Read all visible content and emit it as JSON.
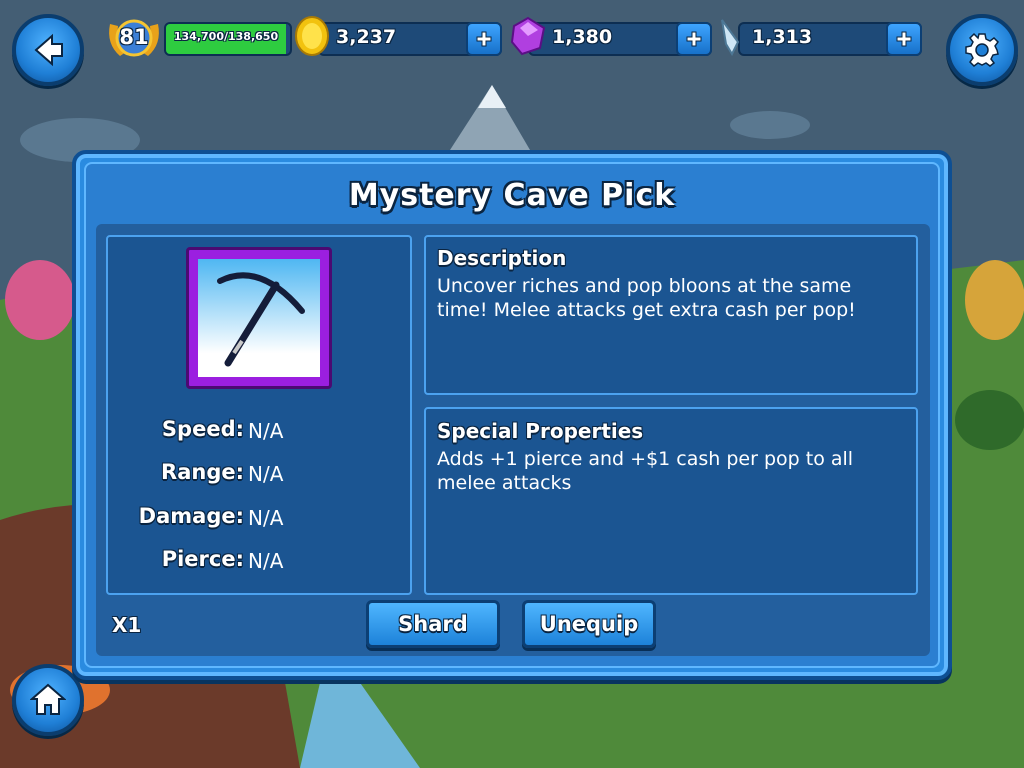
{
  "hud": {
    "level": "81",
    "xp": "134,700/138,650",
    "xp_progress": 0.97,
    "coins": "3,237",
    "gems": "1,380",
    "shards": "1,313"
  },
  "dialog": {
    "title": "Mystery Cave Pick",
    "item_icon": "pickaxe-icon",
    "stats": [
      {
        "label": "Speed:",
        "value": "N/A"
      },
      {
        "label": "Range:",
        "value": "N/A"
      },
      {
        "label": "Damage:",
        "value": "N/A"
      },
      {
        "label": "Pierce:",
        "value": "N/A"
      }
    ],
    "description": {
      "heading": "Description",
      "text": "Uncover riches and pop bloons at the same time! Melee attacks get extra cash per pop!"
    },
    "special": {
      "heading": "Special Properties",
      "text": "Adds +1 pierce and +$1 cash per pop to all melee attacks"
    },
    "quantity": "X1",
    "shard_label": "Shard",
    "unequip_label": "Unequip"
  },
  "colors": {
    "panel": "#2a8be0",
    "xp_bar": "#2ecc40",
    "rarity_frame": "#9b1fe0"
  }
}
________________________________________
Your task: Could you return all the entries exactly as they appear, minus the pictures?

The completed task:
Read all visible content and emit it as JSON.
{
  "hud": {
    "level": "81",
    "xp": "134,700/138,650",
    "xp_progress": 0.97,
    "coins": "3,237",
    "gems": "1,380",
    "shards": "1,313"
  },
  "dialog": {
    "title": "Mystery Cave Pick",
    "item_icon": "pickaxe-icon",
    "stats": [
      {
        "label": "Speed:",
        "value": "N/A"
      },
      {
        "label": "Range:",
        "value": "N/A"
      },
      {
        "label": "Damage:",
        "value": "N/A"
      },
      {
        "label": "Pierce:",
        "value": "N/A"
      }
    ],
    "description": {
      "heading": "Description",
      "text": "Uncover riches and pop bloons at the same time! Melee attacks get extra cash per pop!"
    },
    "special": {
      "heading": "Special Properties",
      "text": "Adds +1 pierce and +$1 cash per pop to all melee attacks"
    },
    "quantity": "X1",
    "shard_label": "Shard",
    "unequip_label": "Unequip"
  },
  "colors": {
    "panel": "#2a8be0",
    "xp_bar": "#2ecc40",
    "rarity_frame": "#9b1fe0"
  }
}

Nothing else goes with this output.